[Component data from apps and pages]
Segment Open

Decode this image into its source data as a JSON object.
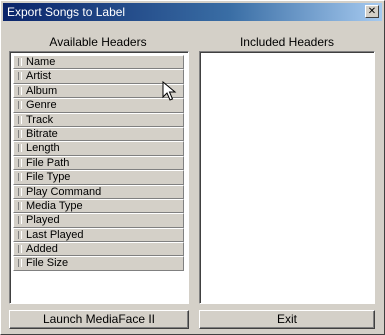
{
  "window": {
    "title": "Export Songs to Label",
    "close_glyph": "✕"
  },
  "available": {
    "header": "Available Headers",
    "items": [
      "Name",
      "Artist",
      "Album",
      "Genre",
      "Track",
      "Bitrate",
      "Length",
      "File Path",
      "File Type",
      "Play Command",
      "Media Type",
      "Played",
      "Last Played",
      "Added",
      "File Size"
    ]
  },
  "included": {
    "header": "Included Headers",
    "items": []
  },
  "buttons": {
    "launch": "Launch MediaFace II",
    "exit": "Exit"
  },
  "icons": {
    "cursor": "arrow-cursor-icon",
    "item_grip": "drag-grip-icon"
  }
}
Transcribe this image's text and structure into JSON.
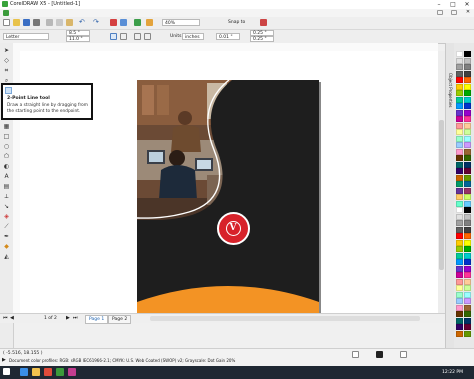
{
  "window": {
    "title": "CorelDRAW X5 - [Untitled-1]",
    "controls": [
      "–",
      "□",
      "✕"
    ]
  },
  "toolbar": {
    "zoom_value": "40%",
    "snap_label": "Snap to",
    "icons": [
      "new-icon",
      "open-icon",
      "save-icon",
      "print-icon",
      "cut-icon",
      "copy-icon",
      "paste-icon",
      "undo-icon",
      "redo-icon",
      "import-icon",
      "export-icon",
      "app-launcher-icon",
      "welcome-icon"
    ]
  },
  "property_bar": {
    "page_size": "Letter",
    "width": "8.5 \"",
    "height": "11.0 \"",
    "units_label": "Units:",
    "units_value": "inches",
    "nudge": "0.01 \"",
    "dup_x": "0.25 \"",
    "dup_y": "0.25 \""
  },
  "tooltip": {
    "title": "2-Point Line tool",
    "text": "Draw a straight line by dragging from the starting point to the endpoint."
  },
  "page_nav": {
    "counter": "1 of 2",
    "tabs": [
      "Page 1",
      "Page 2"
    ]
  },
  "status": {
    "coords": "( -5.516, 18.155 )",
    "color_profiles": "Document color profiles: RGB: sRGB IEC61966-2.1; CMYK: U.S. Web Coated (SWOP) v2; Grayscale: Dot Gain 20%"
  },
  "docker_tabs": [
    "Object Properties"
  ],
  "taskbar": {
    "time": "12:22 PM"
  },
  "colors": {
    "page_dark": "#1e1e1e",
    "orange": "#f39324",
    "logo_red": "#d7222a"
  }
}
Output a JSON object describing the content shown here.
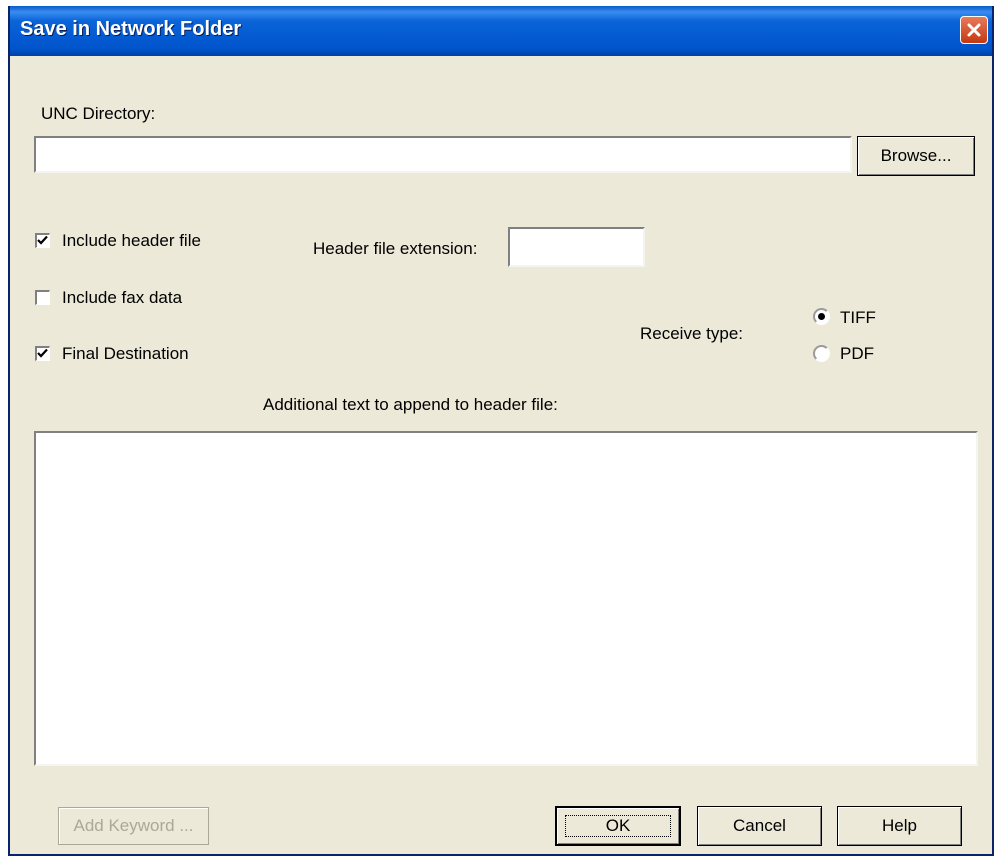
{
  "window": {
    "title": "Save in Network Folder"
  },
  "unc": {
    "label": "UNC Directory:",
    "value": "",
    "browse_label": "Browse..."
  },
  "options": {
    "include_header": {
      "label": "Include header file",
      "checked": true
    },
    "include_fax": {
      "label": "Include fax data",
      "checked": false
    },
    "final_destination": {
      "label": "Final Destination",
      "checked": true
    }
  },
  "header_ext": {
    "label": "Header file extension:",
    "value": ""
  },
  "receive_type": {
    "label": "Receive type:",
    "options": [
      {
        "label": "TIFF",
        "selected": true
      },
      {
        "label": "PDF",
        "selected": false
      }
    ]
  },
  "additional_text": {
    "label": "Additional text to append to header file:",
    "value": ""
  },
  "buttons": {
    "add_keyword": "Add Keyword ...",
    "ok": "OK",
    "cancel": "Cancel",
    "help": "Help"
  },
  "icons": {
    "close": "close-icon",
    "check": "checkmark-icon",
    "radio_dot": "radio-dot-icon"
  },
  "colors": {
    "titlebar": "#0054cc",
    "dialog_bg": "#ece9d8",
    "close_button": "#c43810"
  }
}
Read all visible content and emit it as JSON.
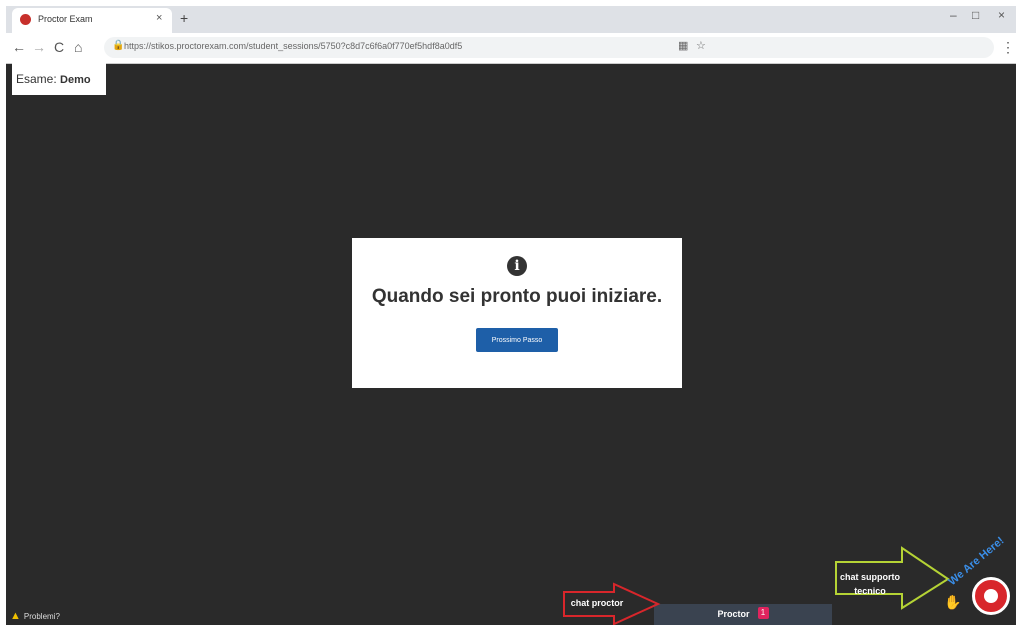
{
  "browser": {
    "tab_title": "Proctor Exam",
    "tab_close": "×",
    "new_tab": "+",
    "window_controls": [
      "–",
      "□",
      "×"
    ],
    "nav": {
      "back": "←",
      "forward": "→",
      "reload": "C",
      "home": "⌂"
    },
    "url": "https://stikos.proctorexam.com/student_sessions/5750?c8d7c6f6a0f770ef5hdf8a0df5",
    "lock_icon": "lock-icon",
    "menu": "⋮"
  },
  "page": {
    "exam_prefix": "Esame:",
    "exam_name": "Demo",
    "modal": {
      "icon": "ⅰ",
      "message": "Quando sei pronto puoi iniziare.",
      "button": "Prossimo Passo"
    },
    "warning_label": "Problemi?",
    "proctor_label": "Proctor",
    "proctor_count": "1"
  },
  "annotations": {
    "chat_proctor": "chat proctor",
    "chat_supporto_line1": "chat supporto",
    "chat_supporto_line2": "tecnico",
    "we_are_here": "We Are Here!",
    "colors": {
      "red": "#d8262b",
      "green": "#b5d335"
    }
  }
}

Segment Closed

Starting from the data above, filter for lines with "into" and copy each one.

Decode this image into its source data as a JSON object.
Transcribe this image's text and structure into JSON.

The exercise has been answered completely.